One June day late in the eighth century, Norse seafarers arrived at the English island of Lindisfarne. They waged a savage attack on its unsuspecting abbey, and with this, the Age of the Vikings was born. These roving pillagers spent the next few hundred years raiding and trading a path across Northern and Western Europe. Except, that’s not quite true. It’s just a convenient place to start the story – a story that has seen radical new discoveries over the past few years.
Dr Cat Jarman works on the cutting edge of bioarchaeology, using forensic techniques to research the paths of Vikings who came to rest in British soil. By examining teeth that are now over one thousand years old, she can determine childhood diet, and thereby where a specimen was likely born. With radiocarbon dating, she can ascertain a death date down to the range of a few years.
In 2012, a carnelian bead came into her temporary possession. River King sees her trace its path back to eighth-century Baghdad, discovering along the way that the Vikings’ route was far more varied than we might think, that with them came people from the Middle East, not just Scandinavia, and that the reason for all this unexpected integration between the Eastern and Western worlds may well have been a slave trade running through the Silk Road, and all the way to Britain.
Blurb taken from Goodreads. Add to your shelves here.
RIVER KINGS is a fascinating look at the Vikings through their travels, from Britain and Ireland to Russia and Turkey. It takes incredibly modern technologies (DNA analysis and isotope analysis) to shed light on a people long gone to break out existing tales to see what truth lies in them.
This is one of the more readable non-fiction books I’ve read in a while. It is engaging with a clear narrative (tracing trade and movement of people), and rarely getting lost in the weeds of two much detail. There are just enough examples and explanations to ensure you not only get the message trying to be communicated but also believe there is a validity to that view. (Plus the book is very honest when it comes to uncertainties or where historical and racial/ethnonationalistic biases can impact “conclusions.”)
The book is built around the idea of trade, tracing object’s histories and origins to give an idea of the people who moved them to their final location – and why. There is the bead at the heart of the story, but also silver coins and neck rings and decorative elements.
There are also bones and teeth (used for the radioactive analysis and dating.) As someone who studies radiation detection and monitoring, I really liked the focus on that! And though the principles were really well explained to be clear, understandable for those without the background in radioactive decay principles but also pitched in such a way that I wasn’t rolling my eyes and telling the book that it was oversimplifying etc.

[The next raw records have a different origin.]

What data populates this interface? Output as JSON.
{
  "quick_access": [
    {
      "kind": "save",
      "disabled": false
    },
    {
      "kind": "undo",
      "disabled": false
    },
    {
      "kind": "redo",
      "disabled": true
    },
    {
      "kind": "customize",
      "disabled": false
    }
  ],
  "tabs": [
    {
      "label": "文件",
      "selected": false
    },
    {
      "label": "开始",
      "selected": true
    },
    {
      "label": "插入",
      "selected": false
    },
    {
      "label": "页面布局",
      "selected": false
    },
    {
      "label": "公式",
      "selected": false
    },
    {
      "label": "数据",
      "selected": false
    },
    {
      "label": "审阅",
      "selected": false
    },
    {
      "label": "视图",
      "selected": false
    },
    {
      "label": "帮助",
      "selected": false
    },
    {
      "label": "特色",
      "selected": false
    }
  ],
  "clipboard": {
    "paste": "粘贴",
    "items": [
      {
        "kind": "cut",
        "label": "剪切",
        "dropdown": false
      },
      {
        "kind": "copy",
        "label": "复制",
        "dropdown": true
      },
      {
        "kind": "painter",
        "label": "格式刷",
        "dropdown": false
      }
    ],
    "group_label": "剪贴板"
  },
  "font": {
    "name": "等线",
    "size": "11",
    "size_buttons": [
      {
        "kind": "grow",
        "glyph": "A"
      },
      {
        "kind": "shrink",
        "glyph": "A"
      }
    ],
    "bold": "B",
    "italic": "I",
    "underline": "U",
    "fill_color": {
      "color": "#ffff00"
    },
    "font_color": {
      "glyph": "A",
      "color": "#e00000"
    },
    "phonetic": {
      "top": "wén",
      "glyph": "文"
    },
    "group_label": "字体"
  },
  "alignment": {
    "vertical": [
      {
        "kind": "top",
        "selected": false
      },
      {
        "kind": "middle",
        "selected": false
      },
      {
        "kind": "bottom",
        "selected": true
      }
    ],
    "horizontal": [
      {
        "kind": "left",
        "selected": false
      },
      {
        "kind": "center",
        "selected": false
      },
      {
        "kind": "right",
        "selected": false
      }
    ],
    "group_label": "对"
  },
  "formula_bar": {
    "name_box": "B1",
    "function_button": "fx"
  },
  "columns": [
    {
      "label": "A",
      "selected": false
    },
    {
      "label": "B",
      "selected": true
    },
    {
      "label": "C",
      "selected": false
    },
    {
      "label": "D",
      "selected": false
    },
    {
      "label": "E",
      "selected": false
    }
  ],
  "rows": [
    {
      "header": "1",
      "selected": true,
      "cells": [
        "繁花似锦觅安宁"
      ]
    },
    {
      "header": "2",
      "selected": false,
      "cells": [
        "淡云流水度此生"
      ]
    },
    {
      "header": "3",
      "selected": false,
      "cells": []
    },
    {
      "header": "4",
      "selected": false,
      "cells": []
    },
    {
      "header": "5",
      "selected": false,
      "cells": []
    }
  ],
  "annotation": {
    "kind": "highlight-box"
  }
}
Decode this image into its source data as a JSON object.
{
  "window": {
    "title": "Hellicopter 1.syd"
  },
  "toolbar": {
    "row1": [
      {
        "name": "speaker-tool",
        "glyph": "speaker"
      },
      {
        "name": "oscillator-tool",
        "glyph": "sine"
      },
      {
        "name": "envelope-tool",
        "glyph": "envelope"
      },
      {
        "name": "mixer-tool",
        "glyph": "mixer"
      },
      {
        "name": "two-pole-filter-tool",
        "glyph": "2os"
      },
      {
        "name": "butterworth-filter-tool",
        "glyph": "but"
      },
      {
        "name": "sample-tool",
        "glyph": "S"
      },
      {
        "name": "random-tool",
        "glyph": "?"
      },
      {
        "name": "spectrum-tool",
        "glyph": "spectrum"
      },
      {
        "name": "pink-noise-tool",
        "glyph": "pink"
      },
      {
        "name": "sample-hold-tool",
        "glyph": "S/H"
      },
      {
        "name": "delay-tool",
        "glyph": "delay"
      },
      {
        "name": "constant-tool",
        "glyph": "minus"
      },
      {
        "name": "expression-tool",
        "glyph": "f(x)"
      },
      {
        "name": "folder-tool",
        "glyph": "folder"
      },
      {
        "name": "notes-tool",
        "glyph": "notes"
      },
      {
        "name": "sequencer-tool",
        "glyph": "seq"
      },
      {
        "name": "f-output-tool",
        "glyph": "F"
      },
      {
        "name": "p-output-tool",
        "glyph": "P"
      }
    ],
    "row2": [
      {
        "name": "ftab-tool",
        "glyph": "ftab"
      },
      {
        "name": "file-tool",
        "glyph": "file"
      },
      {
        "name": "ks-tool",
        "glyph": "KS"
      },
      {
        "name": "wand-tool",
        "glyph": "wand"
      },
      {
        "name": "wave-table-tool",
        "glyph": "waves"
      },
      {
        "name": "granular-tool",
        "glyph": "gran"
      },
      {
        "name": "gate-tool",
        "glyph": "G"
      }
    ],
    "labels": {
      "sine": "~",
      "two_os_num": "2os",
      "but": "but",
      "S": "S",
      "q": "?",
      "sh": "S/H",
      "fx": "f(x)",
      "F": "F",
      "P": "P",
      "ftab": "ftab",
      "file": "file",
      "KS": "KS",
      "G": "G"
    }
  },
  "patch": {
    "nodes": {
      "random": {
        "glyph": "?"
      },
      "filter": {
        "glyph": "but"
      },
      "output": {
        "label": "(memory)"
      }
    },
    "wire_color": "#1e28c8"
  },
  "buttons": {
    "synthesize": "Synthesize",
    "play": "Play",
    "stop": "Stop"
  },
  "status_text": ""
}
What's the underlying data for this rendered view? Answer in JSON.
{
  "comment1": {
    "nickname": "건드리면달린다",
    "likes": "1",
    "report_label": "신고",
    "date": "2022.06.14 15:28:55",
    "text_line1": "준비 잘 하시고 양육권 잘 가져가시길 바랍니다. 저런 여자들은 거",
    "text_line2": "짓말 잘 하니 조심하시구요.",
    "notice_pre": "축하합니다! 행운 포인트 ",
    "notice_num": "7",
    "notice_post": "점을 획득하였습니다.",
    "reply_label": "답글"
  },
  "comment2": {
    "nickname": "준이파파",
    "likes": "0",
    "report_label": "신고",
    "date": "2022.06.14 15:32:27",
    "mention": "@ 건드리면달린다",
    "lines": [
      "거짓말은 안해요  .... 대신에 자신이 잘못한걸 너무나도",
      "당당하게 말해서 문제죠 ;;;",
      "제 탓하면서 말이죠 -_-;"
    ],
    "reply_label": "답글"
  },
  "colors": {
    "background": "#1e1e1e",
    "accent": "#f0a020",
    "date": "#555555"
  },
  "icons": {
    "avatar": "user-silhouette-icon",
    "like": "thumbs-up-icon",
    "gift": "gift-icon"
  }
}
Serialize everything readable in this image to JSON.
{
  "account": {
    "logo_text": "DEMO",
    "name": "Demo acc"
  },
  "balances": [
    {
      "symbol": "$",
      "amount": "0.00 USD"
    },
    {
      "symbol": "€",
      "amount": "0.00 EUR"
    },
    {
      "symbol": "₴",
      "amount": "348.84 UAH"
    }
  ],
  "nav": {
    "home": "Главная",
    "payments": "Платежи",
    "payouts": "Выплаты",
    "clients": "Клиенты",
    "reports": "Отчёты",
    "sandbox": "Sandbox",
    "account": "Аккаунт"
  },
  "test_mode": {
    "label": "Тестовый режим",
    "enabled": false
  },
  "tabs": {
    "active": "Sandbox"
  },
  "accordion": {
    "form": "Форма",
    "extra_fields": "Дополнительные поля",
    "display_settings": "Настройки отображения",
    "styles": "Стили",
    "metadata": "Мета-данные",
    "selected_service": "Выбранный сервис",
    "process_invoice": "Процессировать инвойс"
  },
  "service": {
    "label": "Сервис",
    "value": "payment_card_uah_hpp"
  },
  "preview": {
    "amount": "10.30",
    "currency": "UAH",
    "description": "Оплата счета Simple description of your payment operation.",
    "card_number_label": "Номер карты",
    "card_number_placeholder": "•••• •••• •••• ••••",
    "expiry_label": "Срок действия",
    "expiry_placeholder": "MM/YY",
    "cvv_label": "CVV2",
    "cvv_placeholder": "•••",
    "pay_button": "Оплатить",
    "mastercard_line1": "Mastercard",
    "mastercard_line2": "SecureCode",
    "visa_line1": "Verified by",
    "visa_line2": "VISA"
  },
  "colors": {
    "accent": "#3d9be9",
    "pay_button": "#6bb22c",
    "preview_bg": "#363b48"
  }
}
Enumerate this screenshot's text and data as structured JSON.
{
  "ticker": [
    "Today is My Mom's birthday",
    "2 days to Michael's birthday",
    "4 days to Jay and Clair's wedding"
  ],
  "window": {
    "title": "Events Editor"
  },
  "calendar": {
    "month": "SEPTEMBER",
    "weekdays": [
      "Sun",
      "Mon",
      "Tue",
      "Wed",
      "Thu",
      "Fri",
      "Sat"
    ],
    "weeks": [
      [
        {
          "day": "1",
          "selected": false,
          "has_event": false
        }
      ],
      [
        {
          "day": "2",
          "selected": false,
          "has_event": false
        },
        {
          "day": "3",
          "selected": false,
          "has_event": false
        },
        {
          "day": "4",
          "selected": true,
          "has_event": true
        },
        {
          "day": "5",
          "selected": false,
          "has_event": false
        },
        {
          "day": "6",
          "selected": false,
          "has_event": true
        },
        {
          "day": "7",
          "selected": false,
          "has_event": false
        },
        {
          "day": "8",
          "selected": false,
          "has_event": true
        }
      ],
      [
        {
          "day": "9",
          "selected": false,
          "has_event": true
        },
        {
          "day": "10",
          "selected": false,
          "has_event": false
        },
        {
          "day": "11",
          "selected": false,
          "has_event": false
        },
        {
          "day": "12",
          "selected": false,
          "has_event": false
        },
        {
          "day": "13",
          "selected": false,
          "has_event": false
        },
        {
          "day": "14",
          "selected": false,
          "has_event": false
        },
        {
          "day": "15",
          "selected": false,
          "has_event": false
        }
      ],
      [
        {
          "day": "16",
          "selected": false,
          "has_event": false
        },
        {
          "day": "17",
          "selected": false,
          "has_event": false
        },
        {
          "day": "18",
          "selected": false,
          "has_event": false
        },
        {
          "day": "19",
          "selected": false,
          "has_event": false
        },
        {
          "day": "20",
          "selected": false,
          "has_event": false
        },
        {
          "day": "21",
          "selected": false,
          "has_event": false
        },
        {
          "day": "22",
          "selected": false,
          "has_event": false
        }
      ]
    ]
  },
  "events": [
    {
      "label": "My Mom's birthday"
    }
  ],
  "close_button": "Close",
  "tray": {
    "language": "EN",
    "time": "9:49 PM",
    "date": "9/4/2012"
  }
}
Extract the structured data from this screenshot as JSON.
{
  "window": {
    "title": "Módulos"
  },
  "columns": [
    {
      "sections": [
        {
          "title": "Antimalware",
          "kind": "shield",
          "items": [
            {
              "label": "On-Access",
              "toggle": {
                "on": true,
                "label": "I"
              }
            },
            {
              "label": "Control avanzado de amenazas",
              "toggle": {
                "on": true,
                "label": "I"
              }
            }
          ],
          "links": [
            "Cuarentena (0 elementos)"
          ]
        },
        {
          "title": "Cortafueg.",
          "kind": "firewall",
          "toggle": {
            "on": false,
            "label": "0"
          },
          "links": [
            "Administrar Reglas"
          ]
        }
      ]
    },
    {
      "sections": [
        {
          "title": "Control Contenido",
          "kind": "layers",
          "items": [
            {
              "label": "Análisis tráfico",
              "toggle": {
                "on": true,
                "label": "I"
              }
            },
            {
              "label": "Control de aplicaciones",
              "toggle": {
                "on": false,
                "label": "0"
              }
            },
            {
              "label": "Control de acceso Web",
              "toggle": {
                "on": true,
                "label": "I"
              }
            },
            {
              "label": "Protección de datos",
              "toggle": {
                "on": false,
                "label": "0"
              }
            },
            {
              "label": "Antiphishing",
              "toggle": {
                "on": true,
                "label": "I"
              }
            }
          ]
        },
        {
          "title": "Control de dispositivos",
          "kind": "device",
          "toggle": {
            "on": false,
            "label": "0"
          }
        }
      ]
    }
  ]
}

Each chapter starts with a little reimagining of how an object came to be in a location, how it might have been used, or how it was found. I enjoyed these “fictional” parts as they helped to bring the world.